Interior and Exterior Bulletproof Windows: What’s the Difference?

If you are looking for the robust security of bulletproof windows for your facility, budget considerations can make it tempting to install the cheapest ballistic glass available. But, that could be a costly mistake.

Not all bulletproof glass can be used in exterior applications. Doing so could create either an unsightly visual effect like yellowing, or even damage the glass to the point where it loses its bullet-resistant rating.

In this article, we’ll talk about the difference between types of bulletproof windows, but if you have any specific questions you can contact us here. Your safety is our priority.

The Main Differences Between Interior and Exterior Bulletproof Windows

The most important difference between interior and exterior bulletproof windows are the products’ ability to withstand the elements. GCP and insulated glazing have glass caps that protect from damaging natural forces. Acrylic and polycarbonate do not. Therefore, acrylic and polycarbonate should only be used in interior spaces. Insulated and GCP glazing can be used in interiors or exteriors, however the air gap in an insulated glass unit means this product is typically used in exterior applications.  
Ballistic glass that can withstand the elements is made of different materials using different manufacturing processes than bulletproof glass that is only suitable for indoor use. 

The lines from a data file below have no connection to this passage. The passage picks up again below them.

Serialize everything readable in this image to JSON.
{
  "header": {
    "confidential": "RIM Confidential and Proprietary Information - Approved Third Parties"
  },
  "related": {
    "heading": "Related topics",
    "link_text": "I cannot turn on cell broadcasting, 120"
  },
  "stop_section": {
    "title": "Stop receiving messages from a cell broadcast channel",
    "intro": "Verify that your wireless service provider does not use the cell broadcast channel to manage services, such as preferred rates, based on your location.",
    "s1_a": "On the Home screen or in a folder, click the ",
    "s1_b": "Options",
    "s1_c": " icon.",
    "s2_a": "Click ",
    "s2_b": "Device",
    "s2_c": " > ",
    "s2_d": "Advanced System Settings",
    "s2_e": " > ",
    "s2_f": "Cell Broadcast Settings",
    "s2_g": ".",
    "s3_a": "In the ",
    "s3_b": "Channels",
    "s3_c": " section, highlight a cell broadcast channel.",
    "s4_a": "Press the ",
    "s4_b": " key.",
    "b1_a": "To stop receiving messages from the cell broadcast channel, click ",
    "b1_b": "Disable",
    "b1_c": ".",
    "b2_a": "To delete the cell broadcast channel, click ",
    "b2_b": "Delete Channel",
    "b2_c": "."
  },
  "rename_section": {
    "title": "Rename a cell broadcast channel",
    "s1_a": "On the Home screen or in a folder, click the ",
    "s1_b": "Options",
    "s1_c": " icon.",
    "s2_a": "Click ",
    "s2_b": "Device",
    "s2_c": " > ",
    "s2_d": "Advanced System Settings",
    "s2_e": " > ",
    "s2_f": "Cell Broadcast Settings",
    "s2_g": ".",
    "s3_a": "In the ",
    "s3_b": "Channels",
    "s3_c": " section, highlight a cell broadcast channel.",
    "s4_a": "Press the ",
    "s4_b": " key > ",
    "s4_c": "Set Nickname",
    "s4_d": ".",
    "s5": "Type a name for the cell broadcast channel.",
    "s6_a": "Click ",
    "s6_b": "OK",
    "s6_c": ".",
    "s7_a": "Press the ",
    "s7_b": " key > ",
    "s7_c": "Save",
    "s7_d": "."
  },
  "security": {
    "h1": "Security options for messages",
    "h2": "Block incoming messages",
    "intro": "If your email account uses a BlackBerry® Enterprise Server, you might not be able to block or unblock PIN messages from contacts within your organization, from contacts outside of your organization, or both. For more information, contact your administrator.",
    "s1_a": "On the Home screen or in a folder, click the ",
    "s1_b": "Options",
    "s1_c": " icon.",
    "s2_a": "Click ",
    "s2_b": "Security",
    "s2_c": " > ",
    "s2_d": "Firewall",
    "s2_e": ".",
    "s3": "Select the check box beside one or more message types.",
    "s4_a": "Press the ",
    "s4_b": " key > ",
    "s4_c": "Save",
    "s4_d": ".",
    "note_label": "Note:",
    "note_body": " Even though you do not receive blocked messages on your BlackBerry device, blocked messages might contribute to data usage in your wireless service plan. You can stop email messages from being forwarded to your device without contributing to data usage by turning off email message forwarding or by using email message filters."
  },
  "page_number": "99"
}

In addition to weatherability, notable differences between interior and exterior bulletproof glass:

  • Thermal properties
  • Thickness
  • Light transmission
  • Bullet-resistance rating
  • Cost

It’s important to note that these differences do not mean one product is “better” or “worse” than any other. What matters is that you have the bulletproof windows in place that meet your needs.

Types of Interior and Exterior Bulletproof Glass for Windows

Interior Bulletproof Windows

Acrylic and polycarbonate glazing are TSS’ indoor-only ballistic glass options. These are ideal glazing options for securing entryways, reception areas, and transaction windows

Acrylic is a very cost-effective interior option that has a high degree of light transmission and is resistant to yellowing. Acrylic bulletproof glass is available in UL 752 Levels 1 and 2.

Polycarbonate is also a cost-effective interior option, but the light transmission is slightly lower than acrylic and, over time, exposure to UV light can cause a yellowing discoloration (this does not affect the product’s ballistic rating). It is available in UL Levels 1, 2, and 3. This glass is thinner than acrylic, and also offers forced entry protection.

Exterior Bulletproof Windows

The two main options for exterior bulletproof glass are glass-clad polycarbonate glazing and insulated glass. These options are ideal for entry systems, storefronts, curtain walls, and more.

Glass-clad polycarbonate (GCP) is a versatile, high-performance material. It’s often a good solution for customized needs. It can be manufactured at UL Levels 1 through 8, it can be made to withstand explosive blasts, forced entry, and hurricane winds. However, standard GCP is typically only tested for ballistic protection. You can also choose custom glazing options such as tints and one-way mirrors. GCP’s complexity can make it a more expensive product, and high levels of protection require a more substantial barrier. As the thickness increases, the light transmissibility decreases. 

Insulated glass offers a high protection rating, thinner pane, and highly-efficient thermal rating. Insulated glass is available in UL Levels 1 through 5. This can be a cost-saving benefit in areas with high temperature fluctuations, and for builders who prioritize efficiency and sustainability. Plus, all-glass insulated glass at UL Levels 1, 2, and 3 offer 90% light transmission for excellent clarity. 

Retrofitting Bulletproof Exterior Windows Using Backglazing

Adding exterior bulletproof windows to your facility is not always a straightforward endeavor. Many historic structures have complex rules for renovations or changes; many contemporary structures have unique design features that would be difficult to replace with bulletproof glass. An optimal solution for these situations is backglazing.

Backglazing is a layer of bulletproof glass installed behind existing, non-rated glass. This sleek ballistic layer blends in with your current structure and retains the aesthetic appearance without compromising visibility, coloration, or compliance with local ordinances. Plus, because it’s not exposed to the elements, backglazing for exterior windows can be made with acrylic or polycarbonate bulletproof glass, giving you the benefits of these products that you wouldn’t normally get while securing an exterior window. 

TSS is experienced in retrofitting ballistic protection in historic structures whose appearance or materials cannot be altered. These are often highly customized solutions due to the unique challenges that each site presents. To learn more about your options, contact our team of ballistic experts.

Call TSS For Help Choosing the Right Products for Your Facility

With so many options for interior and exterior bulletproof windows, choosing the right product may feel overwhelming. We don’t want you to end up with a product that doesn’t suit your needs or doesn’t provide the protection you expect. Our team of knowledgeable professionals is ready to guide you through your security upgrades.

Our team is ready to work with you to get an understanding of your needs and expectations and help you design a custom solution for ballistic protection. We can provide a detailed estimate based on your individual needs; to learn more about your bulletproof window options, or get a quote on specific types of bulletproof glass, just contact us

Back to Blog